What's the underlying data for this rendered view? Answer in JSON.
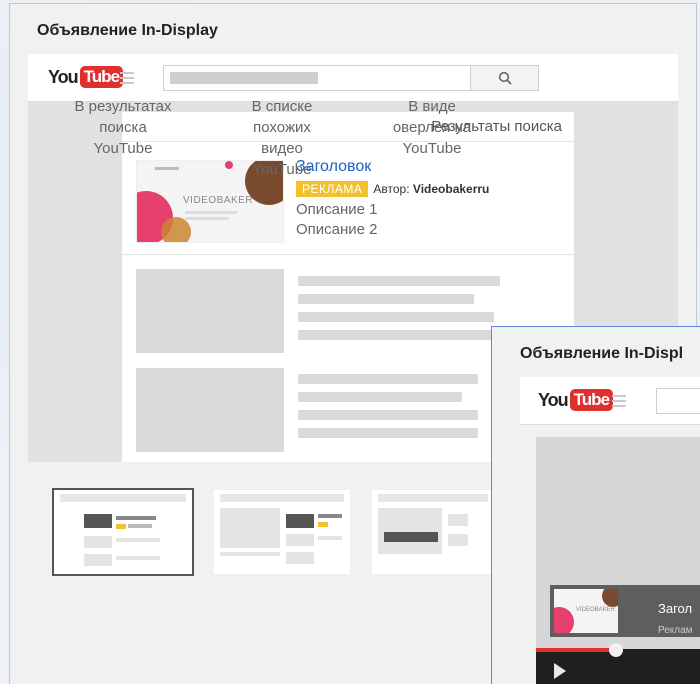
{
  "panel": {
    "title": "Объявление In-Display"
  },
  "youtube": {
    "logo_you": "You",
    "logo_tube": "Tube"
  },
  "results": {
    "header": "Результаты поиска",
    "ad": {
      "title": "Заголовок",
      "badge": "РЕКЛАМА",
      "author_prefix": "Автор:",
      "author": "Videobakerru",
      "desc1": "Описание 1",
      "desc2": "Описание 2",
      "thumb_brand": "VIDEOBAKER"
    }
  },
  "options": [
    {
      "label_lines": [
        "В результатах",
        "поиска",
        "YouTube"
      ],
      "selected": true
    },
    {
      "label_lines": [
        "В списке",
        "похожих",
        "видео",
        "YouTube"
      ],
      "selected": false
    },
    {
      "label_lines": [
        "В виде",
        "оверлея на",
        "YouTube"
      ],
      "selected": false
    }
  ],
  "overlay": {
    "title": "Объявление In-Displ",
    "logo_you": "You",
    "logo_tube": "Tube",
    "card_title": "Загол",
    "card_sub": "Реклам",
    "thumb_brand": "VIDEOBAKER"
  },
  "colors": {
    "accent_blue": "#1b62c2",
    "badge_yellow": "#f2c12e",
    "youtube_red": "#e02f2f"
  }
}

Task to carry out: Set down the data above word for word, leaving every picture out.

Answer below:
What's the underlying data for this rendered view? Answer in JSON.
{
  "panel": {
    "title": "Объявление In-Display"
  },
  "youtube": {
    "logo_you": "You",
    "logo_tube": "Tube"
  },
  "results": {
    "header": "Результаты поиска",
    "ad": {
      "title": "Заголовок",
      "badge": "РЕКЛАМА",
      "author_prefix": "Автор:",
      "author": "Videobakerru",
      "desc1": "Описание 1",
      "desc2": "Описание 2",
      "thumb_brand": "VIDEOBAKER"
    }
  },
  "options": [
    {
      "label_lines": [
        "В результатах",
        "поиска",
        "YouTube"
      ],
      "selected": true
    },
    {
      "label_lines": [
        "В списке",
        "похожих",
        "видео",
        "YouTube"
      ],
      "selected": false
    },
    {
      "label_lines": [
        "В виде",
        "оверлея на",
        "YouTube"
      ],
      "selected": false
    }
  ],
  "overlay": {
    "title": "Объявление In-Displ",
    "logo_you": "You",
    "logo_tube": "Tube",
    "card_title": "Загол",
    "card_sub": "Реклам",
    "thumb_brand": "VIDEOBAKER"
  },
  "colors": {
    "accent_blue": "#1b62c2",
    "badge_yellow": "#f2c12e",
    "youtube_red": "#e02f2f"
  }
}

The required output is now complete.